Doobie Brothers Corp. Sues Millionaire VC’s Cover Band
The slang for marijuana consumption has shifted away from the word “doobie”; words like “joint” or even “blunt” are far more popular. This shift probably didn’t occur because the Doobie Brothers have copyrighted the term “doobies,” but isn’t it incredible that they’ve co-opted that entire word for themselves? “Doobie” and “Doobie Brothers” are both trademarked by the band, and have been since 1982. Accordingly, Billboard reports that Doobie Brothers Corp. and Doobro Entertainment are now are suing a ’70s covers duo called Doobie Decibel System (DDS).

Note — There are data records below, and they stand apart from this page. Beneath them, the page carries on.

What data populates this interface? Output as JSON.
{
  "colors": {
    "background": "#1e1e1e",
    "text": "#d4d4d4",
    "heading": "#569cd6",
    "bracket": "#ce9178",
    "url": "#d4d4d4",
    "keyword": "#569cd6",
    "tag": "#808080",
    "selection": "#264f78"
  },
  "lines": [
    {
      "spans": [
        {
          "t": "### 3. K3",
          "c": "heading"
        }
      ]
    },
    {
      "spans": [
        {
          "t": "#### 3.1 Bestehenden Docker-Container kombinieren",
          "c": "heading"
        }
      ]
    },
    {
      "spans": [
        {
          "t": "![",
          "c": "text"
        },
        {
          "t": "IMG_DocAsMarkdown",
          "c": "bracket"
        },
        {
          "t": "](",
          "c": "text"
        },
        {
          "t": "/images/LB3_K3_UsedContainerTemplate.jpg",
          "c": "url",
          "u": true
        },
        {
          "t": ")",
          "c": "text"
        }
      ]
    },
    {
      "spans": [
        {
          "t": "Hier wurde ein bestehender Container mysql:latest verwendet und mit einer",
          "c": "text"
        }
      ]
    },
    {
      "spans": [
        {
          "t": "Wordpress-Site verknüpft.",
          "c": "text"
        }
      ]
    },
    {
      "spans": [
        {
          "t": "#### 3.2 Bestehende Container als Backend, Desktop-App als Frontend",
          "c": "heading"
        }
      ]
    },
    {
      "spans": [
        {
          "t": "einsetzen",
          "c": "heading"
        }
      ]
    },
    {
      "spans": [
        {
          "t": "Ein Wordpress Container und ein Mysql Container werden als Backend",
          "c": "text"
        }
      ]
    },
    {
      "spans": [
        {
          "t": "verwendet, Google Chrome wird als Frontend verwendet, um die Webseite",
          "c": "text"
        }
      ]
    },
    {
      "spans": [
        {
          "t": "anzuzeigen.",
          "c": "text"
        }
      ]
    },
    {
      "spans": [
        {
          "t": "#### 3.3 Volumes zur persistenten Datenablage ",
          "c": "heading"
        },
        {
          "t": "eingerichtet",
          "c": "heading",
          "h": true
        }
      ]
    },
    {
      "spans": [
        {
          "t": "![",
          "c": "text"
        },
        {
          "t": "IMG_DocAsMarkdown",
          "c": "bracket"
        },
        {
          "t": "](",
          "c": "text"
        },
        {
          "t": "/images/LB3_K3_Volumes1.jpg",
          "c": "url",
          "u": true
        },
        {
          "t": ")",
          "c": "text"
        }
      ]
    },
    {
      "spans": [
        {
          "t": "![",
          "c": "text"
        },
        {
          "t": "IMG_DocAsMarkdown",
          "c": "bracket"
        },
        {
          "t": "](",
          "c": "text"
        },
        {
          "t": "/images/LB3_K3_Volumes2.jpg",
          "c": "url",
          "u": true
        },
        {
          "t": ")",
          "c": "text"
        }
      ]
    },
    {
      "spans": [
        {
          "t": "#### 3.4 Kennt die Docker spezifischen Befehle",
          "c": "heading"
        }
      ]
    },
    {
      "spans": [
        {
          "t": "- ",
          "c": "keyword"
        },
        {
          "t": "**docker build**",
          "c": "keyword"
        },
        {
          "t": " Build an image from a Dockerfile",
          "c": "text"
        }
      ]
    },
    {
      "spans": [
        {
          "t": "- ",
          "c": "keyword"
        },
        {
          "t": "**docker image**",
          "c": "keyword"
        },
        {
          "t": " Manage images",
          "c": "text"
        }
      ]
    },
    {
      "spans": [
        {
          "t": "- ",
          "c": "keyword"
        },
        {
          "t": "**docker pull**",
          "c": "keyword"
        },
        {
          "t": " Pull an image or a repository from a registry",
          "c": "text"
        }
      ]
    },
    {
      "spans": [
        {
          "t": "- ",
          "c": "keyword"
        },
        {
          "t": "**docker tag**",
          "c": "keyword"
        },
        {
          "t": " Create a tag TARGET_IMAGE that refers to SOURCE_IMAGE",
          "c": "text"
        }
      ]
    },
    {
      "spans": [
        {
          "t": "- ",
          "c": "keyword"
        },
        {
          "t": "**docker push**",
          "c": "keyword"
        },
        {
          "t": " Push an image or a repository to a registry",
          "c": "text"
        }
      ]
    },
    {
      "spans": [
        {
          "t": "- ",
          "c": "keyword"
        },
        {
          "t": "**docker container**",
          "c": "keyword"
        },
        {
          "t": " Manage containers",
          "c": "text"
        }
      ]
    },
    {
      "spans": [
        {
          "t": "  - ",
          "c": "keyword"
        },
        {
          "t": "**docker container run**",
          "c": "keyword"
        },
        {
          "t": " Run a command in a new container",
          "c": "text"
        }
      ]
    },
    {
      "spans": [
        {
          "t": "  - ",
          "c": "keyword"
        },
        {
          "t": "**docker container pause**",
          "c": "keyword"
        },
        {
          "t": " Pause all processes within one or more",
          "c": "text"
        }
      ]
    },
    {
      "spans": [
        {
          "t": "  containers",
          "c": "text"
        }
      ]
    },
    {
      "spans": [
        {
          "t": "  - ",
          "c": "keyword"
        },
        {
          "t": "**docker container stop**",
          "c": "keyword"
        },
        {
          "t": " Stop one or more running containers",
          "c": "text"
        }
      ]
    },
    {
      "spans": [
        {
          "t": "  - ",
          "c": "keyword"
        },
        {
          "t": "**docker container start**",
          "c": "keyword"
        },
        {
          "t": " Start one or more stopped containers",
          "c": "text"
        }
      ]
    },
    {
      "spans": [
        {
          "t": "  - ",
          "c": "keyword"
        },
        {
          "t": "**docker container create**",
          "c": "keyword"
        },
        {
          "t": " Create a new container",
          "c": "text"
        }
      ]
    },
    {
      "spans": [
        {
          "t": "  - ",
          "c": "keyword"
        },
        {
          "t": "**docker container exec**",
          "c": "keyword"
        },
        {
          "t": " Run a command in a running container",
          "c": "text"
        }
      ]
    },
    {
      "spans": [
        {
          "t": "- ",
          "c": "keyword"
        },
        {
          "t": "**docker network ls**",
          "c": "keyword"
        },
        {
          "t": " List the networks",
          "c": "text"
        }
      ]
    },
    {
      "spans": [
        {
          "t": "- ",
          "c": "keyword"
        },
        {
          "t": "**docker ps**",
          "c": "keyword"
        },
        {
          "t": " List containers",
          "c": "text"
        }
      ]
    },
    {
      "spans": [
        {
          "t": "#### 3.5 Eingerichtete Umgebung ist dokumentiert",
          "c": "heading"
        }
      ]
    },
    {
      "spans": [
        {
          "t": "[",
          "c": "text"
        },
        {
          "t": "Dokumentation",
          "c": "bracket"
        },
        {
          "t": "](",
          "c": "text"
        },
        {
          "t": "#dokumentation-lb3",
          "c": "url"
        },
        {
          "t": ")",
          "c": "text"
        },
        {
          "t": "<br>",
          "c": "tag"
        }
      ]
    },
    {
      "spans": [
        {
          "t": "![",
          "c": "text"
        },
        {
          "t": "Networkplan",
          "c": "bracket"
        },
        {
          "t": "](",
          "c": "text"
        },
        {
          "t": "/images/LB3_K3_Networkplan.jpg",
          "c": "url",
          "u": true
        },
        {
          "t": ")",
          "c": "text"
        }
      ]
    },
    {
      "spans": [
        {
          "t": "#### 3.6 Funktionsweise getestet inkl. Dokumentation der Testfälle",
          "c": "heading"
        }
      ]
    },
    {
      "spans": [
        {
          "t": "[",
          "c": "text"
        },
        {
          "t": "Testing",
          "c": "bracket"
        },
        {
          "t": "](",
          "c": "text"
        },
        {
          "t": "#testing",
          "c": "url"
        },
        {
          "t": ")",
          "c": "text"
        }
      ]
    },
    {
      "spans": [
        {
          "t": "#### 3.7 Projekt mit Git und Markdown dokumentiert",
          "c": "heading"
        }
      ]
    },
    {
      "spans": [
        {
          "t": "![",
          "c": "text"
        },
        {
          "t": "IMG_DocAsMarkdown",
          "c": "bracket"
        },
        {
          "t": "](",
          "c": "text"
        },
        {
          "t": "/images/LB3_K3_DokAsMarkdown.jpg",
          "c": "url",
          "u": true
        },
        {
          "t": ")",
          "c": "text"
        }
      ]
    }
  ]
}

The lawsuit was filed on Friday and states that the Doobie Decibel System’s name is “confusingly similar” to the band’s own. DDS has been in existence for about a year and is the project of Jason Crosby and Roger McNamee. McNamee, who is also a member of a jam band called Moonalice, helped found the multi-billion dollar private equity firms Silver Lake Partners and Elevation Partners. (Elevation Partners was started in conjunction with U2’s Bono.)
The suit further claims that the band is in direct competition with the original Doobie Brothers because they play ’70s styled folk-rock from the same era as the band’s peak. They state that the word “doobie” appears much larger than “decibel system” and their usage is with the “willful intent to trade on the fame and reputation, or to cause confusion, or to cause mistake, or to deceive consumers.”
The group’s logo depicts a raccoon smoking a huge blunt (doobie) and uses the big bubble letters associated with psychedelic acts like the Grateful Dead and Phish etc. One popular logo for the Doobie Brothers is a soaring eagle with the band’s name and initials across the bird’s wings. The band says the word “doobie” is synonymous with their music in the industry. They are seeking seeking “punitive damages for trademark infringement” and “false designation of origin and unfair competition.” They also demand an “accounting of all earnings by the cover band since their inception.” In other words, this is a case in which they do not want you to listen to the music.